The third case presented a 45-year-old woman whose routine lipid screen showed TC 203, HDL 48, TG 155, and LDL 124. Her past medical history was negative. She smokes and takes a daily vitamin. Family history revealed that her father had a heart attack at age 60 (technically not a risk factor for this patient), mother had MI at age 64. Patient’s BP is 118/68, pulse 72, BMI is normal. Her Framingham risk is 5%, which is considered intermediate (but doesn’t take into account her family history, smoking, etc.) Reamy recommended a hs-CRP test for this patient, which he said should only be done for patients at intermediate risk. A score of less than 1 mg/l is low risk; 1-3 mg/l is intermediate; higher than 3 mg/l is high risk. A score higher than 10 mg/l should prompt for screen for other non-CVD risk (lupus, cancer, etc). “Hs_CRP is a risk marker, not a risk factor for ASCVD. If hs-CRP is elevated, consider use of a statin,” Reamy said. This patient’s hs-CRP came back at 3.2 mg/l (ie, high risk). Her treatment plan should optimize weight and diet, promote smoking cessation and exercise.

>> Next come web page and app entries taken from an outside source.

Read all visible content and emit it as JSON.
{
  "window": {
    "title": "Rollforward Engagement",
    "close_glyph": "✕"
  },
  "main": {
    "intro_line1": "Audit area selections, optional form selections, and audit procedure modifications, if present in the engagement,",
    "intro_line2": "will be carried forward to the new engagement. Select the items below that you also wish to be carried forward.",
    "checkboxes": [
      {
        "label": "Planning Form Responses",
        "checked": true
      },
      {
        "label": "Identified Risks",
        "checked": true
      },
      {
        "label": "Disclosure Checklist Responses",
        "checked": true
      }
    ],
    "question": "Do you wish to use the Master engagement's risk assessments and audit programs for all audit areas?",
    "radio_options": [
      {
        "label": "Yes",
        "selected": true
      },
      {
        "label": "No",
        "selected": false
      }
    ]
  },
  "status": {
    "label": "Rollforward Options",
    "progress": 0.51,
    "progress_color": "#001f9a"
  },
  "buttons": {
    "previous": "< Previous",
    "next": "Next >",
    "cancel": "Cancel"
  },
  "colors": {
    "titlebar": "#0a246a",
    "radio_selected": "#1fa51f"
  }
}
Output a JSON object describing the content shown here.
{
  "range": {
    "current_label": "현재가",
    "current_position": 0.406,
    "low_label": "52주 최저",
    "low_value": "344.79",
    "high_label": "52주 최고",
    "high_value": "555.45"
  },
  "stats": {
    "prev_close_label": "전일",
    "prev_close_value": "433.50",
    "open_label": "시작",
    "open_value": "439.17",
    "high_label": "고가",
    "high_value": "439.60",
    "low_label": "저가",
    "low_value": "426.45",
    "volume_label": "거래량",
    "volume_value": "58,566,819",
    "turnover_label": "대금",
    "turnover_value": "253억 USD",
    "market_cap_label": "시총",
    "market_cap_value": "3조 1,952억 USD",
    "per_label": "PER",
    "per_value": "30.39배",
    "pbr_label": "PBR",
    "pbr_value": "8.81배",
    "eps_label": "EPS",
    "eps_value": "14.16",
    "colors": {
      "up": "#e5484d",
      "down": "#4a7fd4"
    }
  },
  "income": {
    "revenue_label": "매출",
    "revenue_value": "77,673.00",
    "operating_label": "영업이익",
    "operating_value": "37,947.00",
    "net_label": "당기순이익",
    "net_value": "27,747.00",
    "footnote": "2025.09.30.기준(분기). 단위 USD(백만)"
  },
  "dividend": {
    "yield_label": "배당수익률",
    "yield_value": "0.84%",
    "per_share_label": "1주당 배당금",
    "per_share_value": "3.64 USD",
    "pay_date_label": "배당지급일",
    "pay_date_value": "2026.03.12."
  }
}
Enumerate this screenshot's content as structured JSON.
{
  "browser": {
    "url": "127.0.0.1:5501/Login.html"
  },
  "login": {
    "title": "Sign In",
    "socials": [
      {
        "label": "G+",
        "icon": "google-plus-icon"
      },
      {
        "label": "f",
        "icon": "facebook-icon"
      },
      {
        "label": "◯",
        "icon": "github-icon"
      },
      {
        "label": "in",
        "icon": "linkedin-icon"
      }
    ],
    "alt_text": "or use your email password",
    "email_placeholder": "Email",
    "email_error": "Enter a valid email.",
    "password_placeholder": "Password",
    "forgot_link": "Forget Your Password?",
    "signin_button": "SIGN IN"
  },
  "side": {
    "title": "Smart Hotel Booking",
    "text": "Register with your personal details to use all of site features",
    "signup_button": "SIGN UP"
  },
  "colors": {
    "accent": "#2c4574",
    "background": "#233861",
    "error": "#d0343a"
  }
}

It should not include daily low-dose aspirin (she’s under age 55).

Recent Videos
Carl C. Awh, MD: | Image Credit:
Raj K. Maturi, MD: 4D-150 for nAMD in PRISM Population Extension Cohort | Image Credit: Retina Partners Midwest
Charles C. Wykoff, MD, PhD: Interim Analysis on Ixo-Vec Gene Therapy for nAMD | Image Credit: Retina Consultants of Texas
Edward H. Wood, MD: Pharmacodynamics of Subretinal RGX-314 for Wet AMD | Image Credit: Austin Retina Associates
Dilsher Dhoot, MD: OTX-TKI for NPDR in Interim Phase 1 HELIOS Results  | Image Credit: LinkedIn
Katherine Talcott, MD: Baseline EZ Integrity Features Predict GA Progression | Image Credit: LinkedIn
Veeral Sheth, MD: Assessment of EYP-1901 Supplemental Injection Use in Wet AMD | Image Credit: University Retina
Brendon Neuen, MBBS, PhD | Credit: X.com
HCPLive Five at ADA 2024 | Image Credit: HCPLive
Ralph DeFronzo, MD | Credit: UT San Antonio
© 2024 MJH Life Sciences

All rights reserved.